Task goal: Answer with a bare number: the count of lines in the records below that have the word "this".

Supplied entries:
[Start of section]
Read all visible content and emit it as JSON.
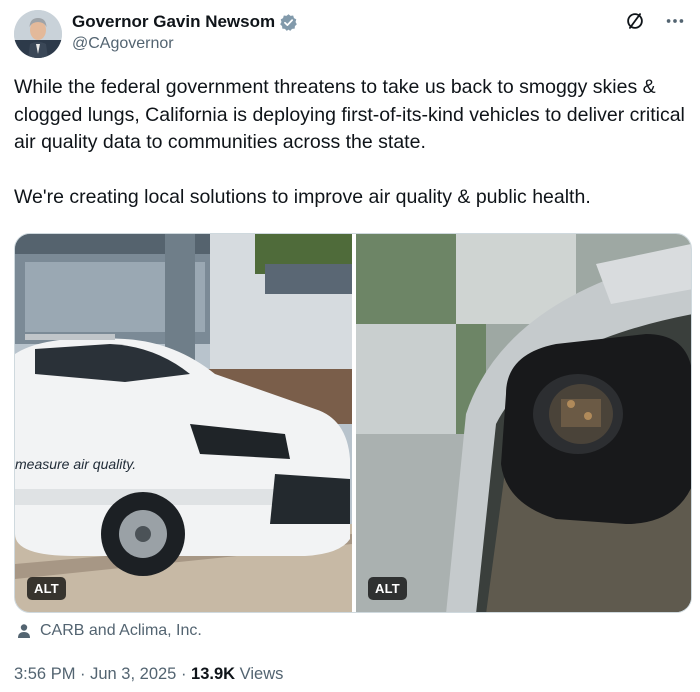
{
  "author": {
    "display_name": "Governor Gavin Newsom",
    "handle": "@CAgovernor",
    "verified": true,
    "verified_badge_color": "#829aab"
  },
  "tweet": {
    "text": "While the federal government threatens to take us back to smoggy skies & clogged lungs, California is deploying first-of-its-kind vehicles to deliver critical air quality data to communities across the state.\n\nWe're creating local solutions to improve air quality & public health."
  },
  "media": [
    {
      "alt_badge": "ALT",
      "car_decal_text": "measure air quality."
    },
    {
      "alt_badge": "ALT"
    }
  ],
  "credit": {
    "text": "CARB and Aclima, Inc."
  },
  "meta": {
    "time": "3:56 PM",
    "separator": " · ",
    "date": "Jun 3, 2025",
    "views_count": "13.9K",
    "views_label": " Views"
  },
  "icons": {
    "more": "slash-circle-icon",
    "menu": "more-dots-icon",
    "credit": "person-icon"
  },
  "colors": {
    "text_primary": "#0f1419",
    "text_secondary": "#536471",
    "border": "#cfd9de"
  }
}
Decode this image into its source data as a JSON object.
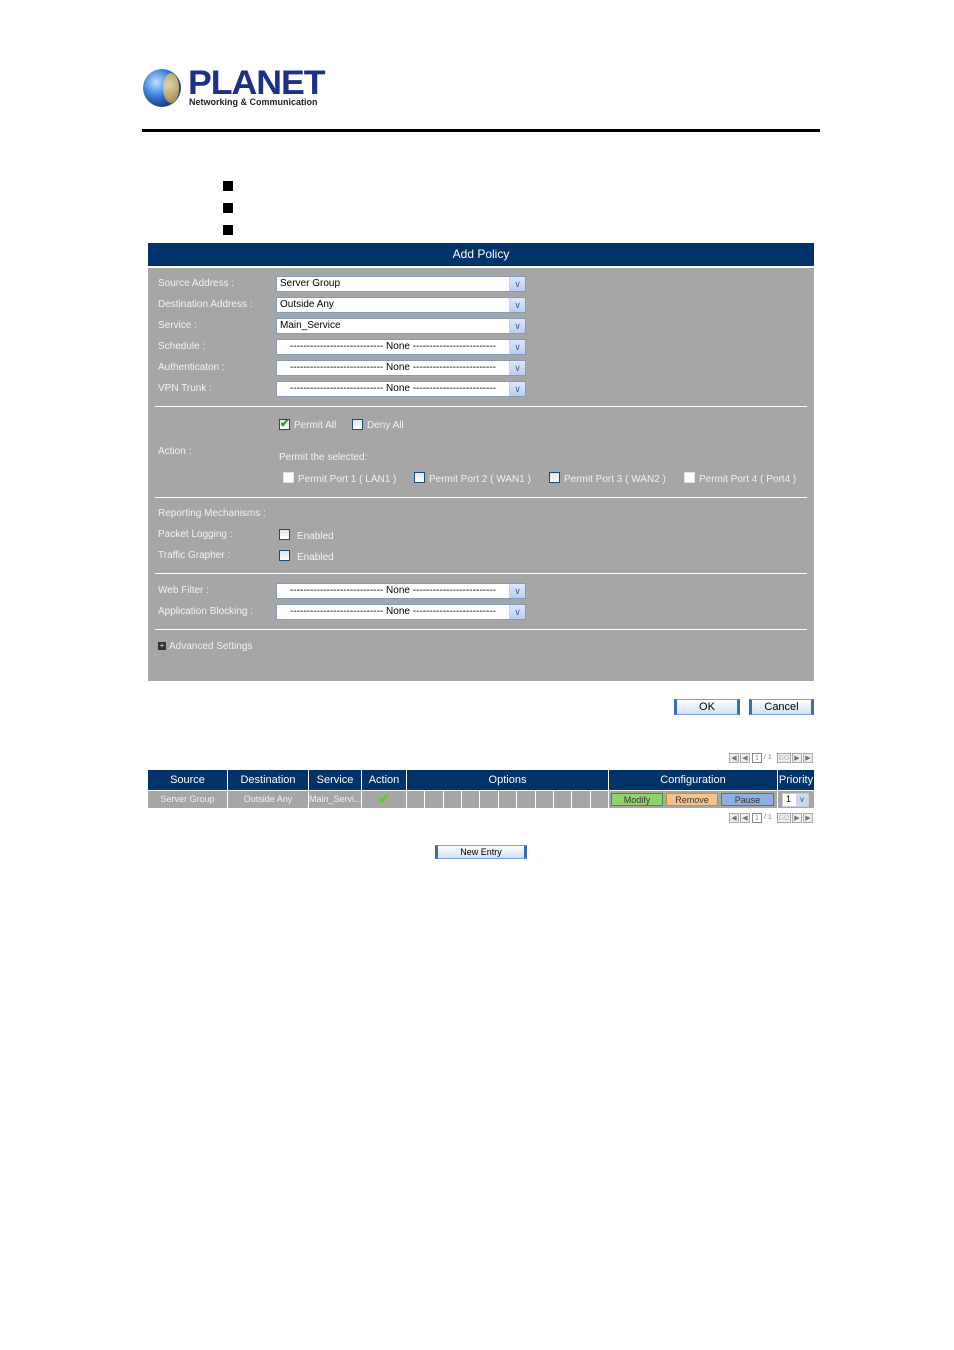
{
  "logo": {
    "brand": "PLANET",
    "tagline": "Networking & Communication"
  },
  "bullets": [
    "",
    "",
    ""
  ],
  "panel": {
    "title": "Add Policy",
    "fields": [
      {
        "label": "Source Address :",
        "value": "Server Group"
      },
      {
        "label": "Destination Address :",
        "value": "Outside Any"
      },
      {
        "label": "Service :",
        "value": "Main_Service"
      },
      {
        "label": "Schedule :",
        "value": "---------------------------- None -------------------------"
      },
      {
        "label": "Authenticaton :",
        "value": "---------------------------- None -------------------------"
      },
      {
        "label": "VPN Trunk :",
        "value": "---------------------------- None -------------------------"
      }
    ],
    "action": {
      "label": "Action :",
      "permit_all": {
        "label": "Permit All",
        "checked": true
      },
      "deny_all": {
        "label": "Deny All",
        "checked": false
      },
      "permit_selected_label": "Permit the selected:",
      "ports": [
        {
          "label": "Permit Port  1  ( LAN1 )",
          "checked": false
        },
        {
          "label": "Permit Port  2  ( WAN1 )",
          "checked": false
        },
        {
          "label": "Permit Port  3  ( WAN2 )",
          "checked": false
        },
        {
          "label": "Permit Port  4  ( Port4 )",
          "checked": false
        }
      ]
    },
    "reporting": {
      "label": "Reporting Mechanisms :",
      "packet_logging": {
        "label": "Packet Logging :",
        "option": "Enabled",
        "checked": false
      },
      "traffic_grapher": {
        "label": "Traffic Grapher :",
        "option": "Enabled",
        "checked": false
      }
    },
    "web_filter": {
      "label": "Web Filter :",
      "value": "---------------------------- None -------------------------"
    },
    "app_blocking": {
      "label": "Application Blocking :",
      "value": "---------------------------- None -------------------------"
    },
    "advanced": "Advanced Settings"
  },
  "buttons": {
    "ok": "OK",
    "cancel": "Cancel",
    "new_entry": "New Entry"
  },
  "pager": {
    "page": "1",
    "total": "/ 1",
    "go": "GO"
  },
  "table": {
    "headers": [
      "Source",
      "Destination",
      "Service",
      "Action",
      "Options",
      "Configuration",
      "Priority"
    ],
    "rows": [
      {
        "source": "Server Group",
        "destination": "Outside Any",
        "service": "Main_Servi...",
        "action": "permit",
        "modify": "Modify",
        "remove": "Remove",
        "pause": "Pause",
        "priority": "1"
      }
    ]
  },
  "colors": {
    "header_bg": "#00336a",
    "panel_bg": "#a6a6a6",
    "modify": "#8fd46a",
    "remove": "#f5c48d",
    "pause": "#8fb0dc"
  }
}
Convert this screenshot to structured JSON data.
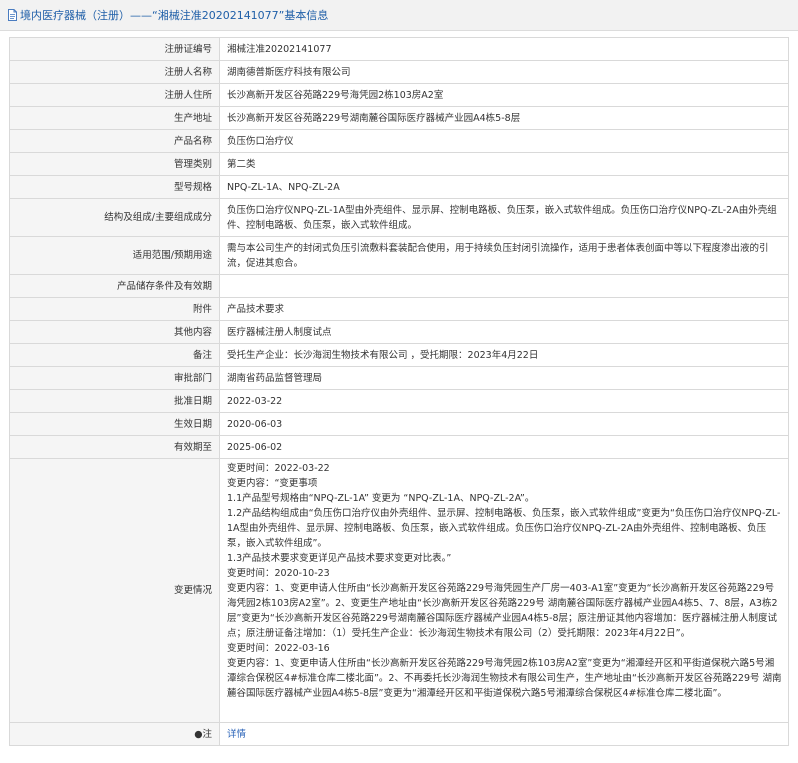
{
  "header": {
    "title": "境内医疗器械（注册）——“湘械注准20202141077”基本信息"
  },
  "rows": [
    {
      "label": "注册证编号",
      "value": "湘械注准20202141077"
    },
    {
      "label": "注册人名称",
      "value": "湖南德普斯医疗科技有限公司"
    },
    {
      "label": "注册人住所",
      "value": "长沙高新开发区谷苑路229号海凭园2栋103房A2室"
    },
    {
      "label": "生产地址",
      "value": "长沙高新开发区谷苑路229号湖南麓谷国际医疗器械产业园A4栋5-8层"
    },
    {
      "label": "产品名称",
      "value": "负压伤口治疗仪"
    },
    {
      "label": "管理类别",
      "value": "第二类"
    },
    {
      "label": "型号规格",
      "value": "NPQ-ZL-1A、NPQ-ZL-2A"
    },
    {
      "label": "结构及组成/主要组成成分",
      "value": "负压伤口治疗仪NPQ-ZL-1A型由外壳组件、显示屏、控制电路板、负压泵，嵌入式软件组成。负压伤口治疗仪NPQ-ZL-2A由外壳组件、控制电路板、负压泵，嵌入式软件组成。"
    },
    {
      "label": "适用范围/预期用途",
      "value": "需与本公司生产的封闭式负压引流敷料套装配合使用，用于持续负压封闭引流操作，适用于患者体表创面中等以下程度渗出液的引流，促进其愈合。"
    },
    {
      "label": "产品储存条件及有效期",
      "value": ""
    },
    {
      "label": "附件",
      "value": "产品技术要求"
    },
    {
      "label": "其他内容",
      "value": "医疗器械注册人制度试点"
    },
    {
      "label": "备注",
      "value": "受托生产企业：长沙海润生物技术有限公司 ，受托期限：2023年4月22日"
    },
    {
      "label": "审批部门",
      "value": "湖南省药品监督管理局"
    },
    {
      "label": "批准日期",
      "value": "2022-03-22"
    },
    {
      "label": "生效日期",
      "value": "2020-06-03"
    },
    {
      "label": "有效期至",
      "value": "2025-06-02"
    }
  ],
  "changes": {
    "label": "变更情况",
    "lines": [
      "变更时间：2022-03-22",
      "变更内容：“变更事项",
      "1.1产品型号规格由“NPQ-ZL-1A” 变更为 “NPQ-ZL-1A、NPQ-ZL-2A”。",
      "1.2产品结构组成由“负压伤口治疗仪由外壳组件、显示屏、控制电路板、负压泵，嵌入式软件组成”变更为“负压伤口治疗仪NPQ-ZL-1A型由外壳组件、显示屏、控制电路板、负压泵，嵌入式软件组成。负压伤口治疗仪NPQ-ZL-2A由外壳组件、控制电路板、负压泵，嵌入式软件组成”。",
      "1.3产品技术要求变更详见产品技术要求变更对比表。”",
      "变更时间：2020-10-23",
      "变更内容：1、变更申请人住所由“长沙高新开发区谷苑路229号海凭园生产厂房一403-A1室”变更为“长沙高新开发区谷苑路229号海凭园2栋103房A2室”。2、变更生产地址由“长沙高新开发区谷苑路229号 湖南麓谷国际医疗器械产业园A4栋5、7、8层，A3栋2层”变更为“长沙高新开发区谷苑路229号湖南麓谷国际医疗器械产业园A4栋5-8层；原注册证其他内容增加：医疗器械注册人制度试点；原注册证备注增加：（1）受托生产企业：长沙海润生物技术有限公司（2）受托期限：2023年4月22日”。",
      "变更时间：2022-03-16",
      "变更内容：1、变更申请人住所由“长沙高新开发区谷苑路229号海凭园2栋103房A2室”变更为“湘潭经开区和平街道保税六路5号湘潭综合保税区4#标准仓库二楼北面”。2、不再委托长沙海润生物技术有限公司生产，生产地址由“长沙高新开发区谷苑路229号 湖南麓谷国际医疗器械产业园A4栋5-8层”变更为“湘潭经开区和平街道保税六路5号湘潭综合保税区4#标准仓库二楼北面”。"
    ]
  },
  "footer_row": {
    "label": "注",
    "link_text": "详情"
  }
}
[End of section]
Exercise answer: 2